WORK INSTRUCTION »
Retype the data below exactly, skipping pictures.

[Dataset rows describing interfaces]
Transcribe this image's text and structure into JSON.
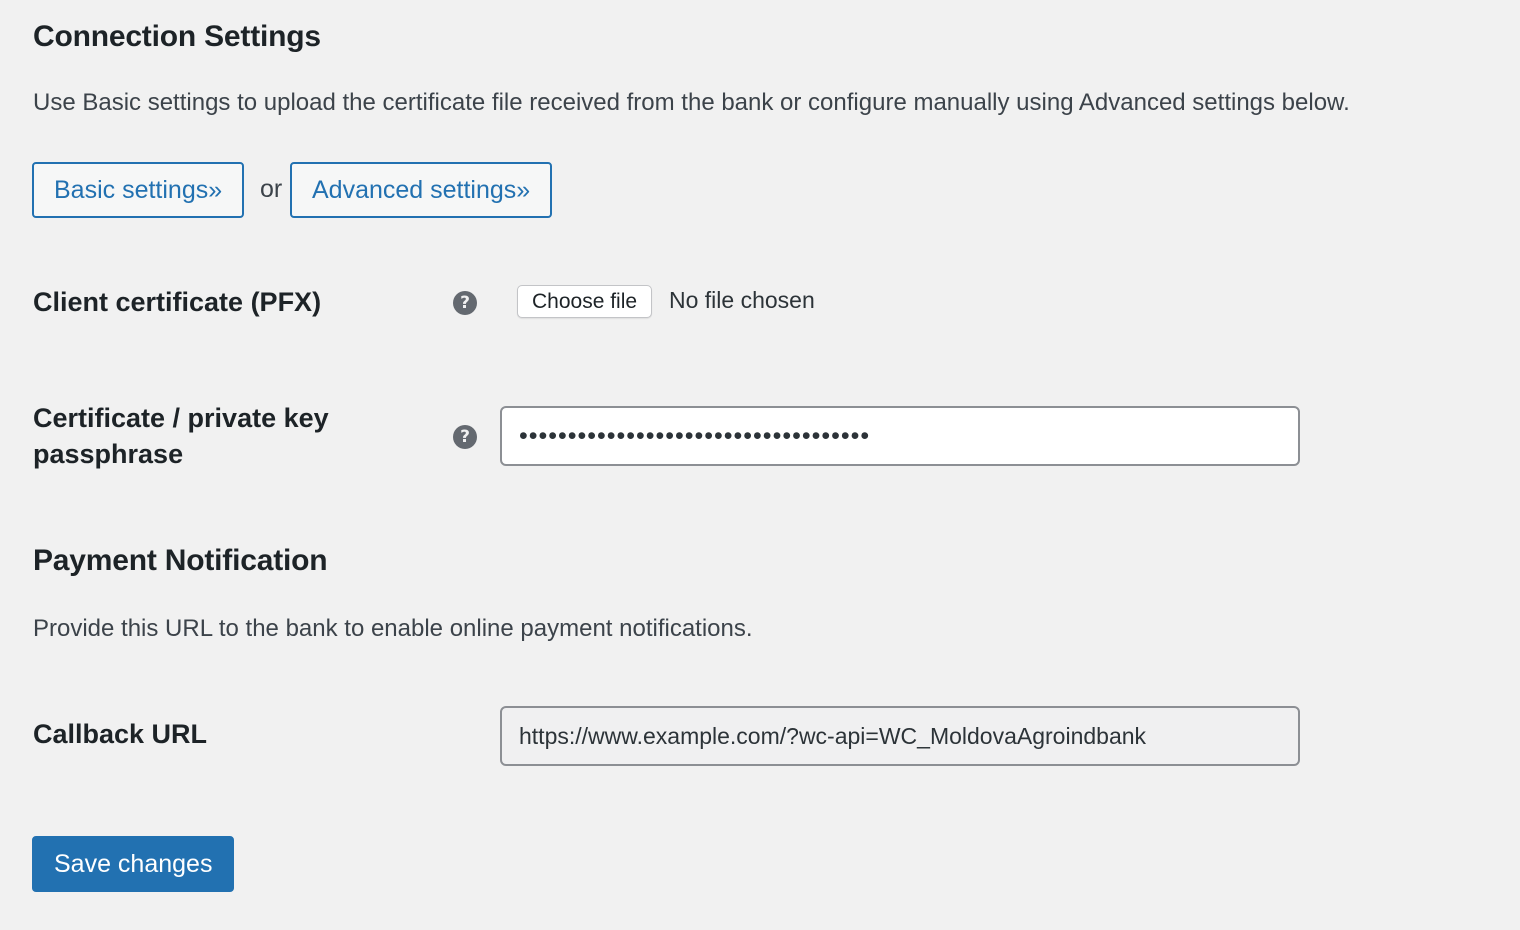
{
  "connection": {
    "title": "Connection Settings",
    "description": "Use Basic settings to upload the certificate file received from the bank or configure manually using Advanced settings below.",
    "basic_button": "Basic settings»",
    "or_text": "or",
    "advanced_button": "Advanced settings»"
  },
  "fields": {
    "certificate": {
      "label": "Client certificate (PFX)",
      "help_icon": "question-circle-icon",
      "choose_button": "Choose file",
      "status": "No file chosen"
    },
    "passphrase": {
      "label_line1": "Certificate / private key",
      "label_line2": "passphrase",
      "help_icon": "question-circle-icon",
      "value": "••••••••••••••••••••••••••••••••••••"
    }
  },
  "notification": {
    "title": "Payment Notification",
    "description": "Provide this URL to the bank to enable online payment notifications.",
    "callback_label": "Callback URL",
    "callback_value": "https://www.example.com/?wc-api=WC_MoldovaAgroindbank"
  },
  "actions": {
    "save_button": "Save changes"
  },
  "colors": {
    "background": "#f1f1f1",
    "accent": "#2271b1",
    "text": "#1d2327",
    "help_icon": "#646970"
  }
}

TASK ANSWER »
Transcribe this image's text and structure into JSON.
{
  "connection": {
    "title": "Connection Settings",
    "description": "Use Basic settings to upload the certificate file received from the bank or configure manually using Advanced settings below.",
    "basic_button": "Basic settings»",
    "or_text": "or",
    "advanced_button": "Advanced settings»"
  },
  "fields": {
    "certificate": {
      "label": "Client certificate (PFX)",
      "help_icon": "question-circle-icon",
      "choose_button": "Choose file",
      "status": "No file chosen"
    },
    "passphrase": {
      "label_line1": "Certificate / private key",
      "label_line2": "passphrase",
      "help_icon": "question-circle-icon",
      "value": "••••••••••••••••••••••••••••••••••••"
    }
  },
  "notification": {
    "title": "Payment Notification",
    "description": "Provide this URL to the bank to enable online payment notifications.",
    "callback_label": "Callback URL",
    "callback_value": "https://www.example.com/?wc-api=WC_MoldovaAgroindbank"
  },
  "actions": {
    "save_button": "Save changes"
  },
  "colors": {
    "background": "#f1f1f1",
    "accent": "#2271b1",
    "text": "#1d2327",
    "help_icon": "#646970"
  }
}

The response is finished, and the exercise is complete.